▶ **TASK BRIEF**: From the data that follows, copy every line holding the string "title".

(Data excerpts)
————
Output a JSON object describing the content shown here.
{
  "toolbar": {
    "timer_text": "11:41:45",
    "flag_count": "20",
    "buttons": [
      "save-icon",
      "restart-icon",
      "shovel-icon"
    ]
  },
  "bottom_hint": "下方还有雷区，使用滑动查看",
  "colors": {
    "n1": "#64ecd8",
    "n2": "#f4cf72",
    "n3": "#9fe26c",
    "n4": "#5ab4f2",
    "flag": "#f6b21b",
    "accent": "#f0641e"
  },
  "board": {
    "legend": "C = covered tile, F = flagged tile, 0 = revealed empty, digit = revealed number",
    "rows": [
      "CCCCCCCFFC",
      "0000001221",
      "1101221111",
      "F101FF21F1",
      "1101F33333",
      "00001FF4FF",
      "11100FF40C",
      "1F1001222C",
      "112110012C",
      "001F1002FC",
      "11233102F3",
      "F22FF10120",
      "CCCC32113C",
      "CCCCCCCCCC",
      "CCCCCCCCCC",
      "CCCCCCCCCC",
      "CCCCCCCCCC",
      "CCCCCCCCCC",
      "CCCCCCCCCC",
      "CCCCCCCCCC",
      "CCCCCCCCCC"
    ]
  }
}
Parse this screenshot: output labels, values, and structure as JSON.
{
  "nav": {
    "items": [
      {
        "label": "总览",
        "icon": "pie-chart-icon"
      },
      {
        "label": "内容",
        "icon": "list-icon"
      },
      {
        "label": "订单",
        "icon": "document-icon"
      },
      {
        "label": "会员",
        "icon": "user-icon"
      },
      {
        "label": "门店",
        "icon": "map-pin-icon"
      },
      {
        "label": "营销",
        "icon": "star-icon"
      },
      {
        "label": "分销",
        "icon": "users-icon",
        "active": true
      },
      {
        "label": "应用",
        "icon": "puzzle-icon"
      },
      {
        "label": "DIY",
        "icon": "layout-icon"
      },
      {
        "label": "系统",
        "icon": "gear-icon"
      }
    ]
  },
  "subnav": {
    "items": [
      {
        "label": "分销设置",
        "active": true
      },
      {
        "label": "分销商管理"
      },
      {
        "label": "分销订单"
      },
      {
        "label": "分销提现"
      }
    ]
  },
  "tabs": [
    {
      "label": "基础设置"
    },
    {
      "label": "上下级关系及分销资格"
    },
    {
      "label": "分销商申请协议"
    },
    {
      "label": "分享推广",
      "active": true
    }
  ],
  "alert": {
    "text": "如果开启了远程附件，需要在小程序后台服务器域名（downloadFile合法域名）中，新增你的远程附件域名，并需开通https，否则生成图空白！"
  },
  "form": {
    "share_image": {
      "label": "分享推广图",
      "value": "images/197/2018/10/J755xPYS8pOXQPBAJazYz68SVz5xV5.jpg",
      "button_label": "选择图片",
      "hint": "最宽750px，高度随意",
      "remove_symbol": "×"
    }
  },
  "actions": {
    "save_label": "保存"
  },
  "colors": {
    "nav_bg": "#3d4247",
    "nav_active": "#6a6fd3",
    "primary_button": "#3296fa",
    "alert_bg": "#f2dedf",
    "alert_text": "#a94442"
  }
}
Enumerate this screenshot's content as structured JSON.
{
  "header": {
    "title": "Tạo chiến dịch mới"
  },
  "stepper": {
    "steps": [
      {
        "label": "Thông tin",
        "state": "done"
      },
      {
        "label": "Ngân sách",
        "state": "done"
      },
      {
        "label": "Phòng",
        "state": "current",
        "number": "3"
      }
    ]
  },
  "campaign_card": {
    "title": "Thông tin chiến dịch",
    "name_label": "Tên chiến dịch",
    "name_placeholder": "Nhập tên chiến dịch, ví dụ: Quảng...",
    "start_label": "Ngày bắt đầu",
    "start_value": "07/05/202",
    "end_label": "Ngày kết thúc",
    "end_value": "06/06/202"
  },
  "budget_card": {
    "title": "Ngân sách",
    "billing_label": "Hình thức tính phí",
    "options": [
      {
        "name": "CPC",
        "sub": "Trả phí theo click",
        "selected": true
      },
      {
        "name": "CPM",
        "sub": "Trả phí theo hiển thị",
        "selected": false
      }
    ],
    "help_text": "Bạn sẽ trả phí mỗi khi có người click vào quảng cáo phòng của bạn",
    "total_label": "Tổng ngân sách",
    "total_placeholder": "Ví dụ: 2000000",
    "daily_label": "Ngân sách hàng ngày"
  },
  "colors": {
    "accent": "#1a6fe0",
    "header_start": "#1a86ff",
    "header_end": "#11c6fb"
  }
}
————
▶ **EXPECTED OUTPUT**:
    "title": "Tạo chiến dịch mới"
    "title": "Thông tin chiến dịch",
    "title": "Ngân sách",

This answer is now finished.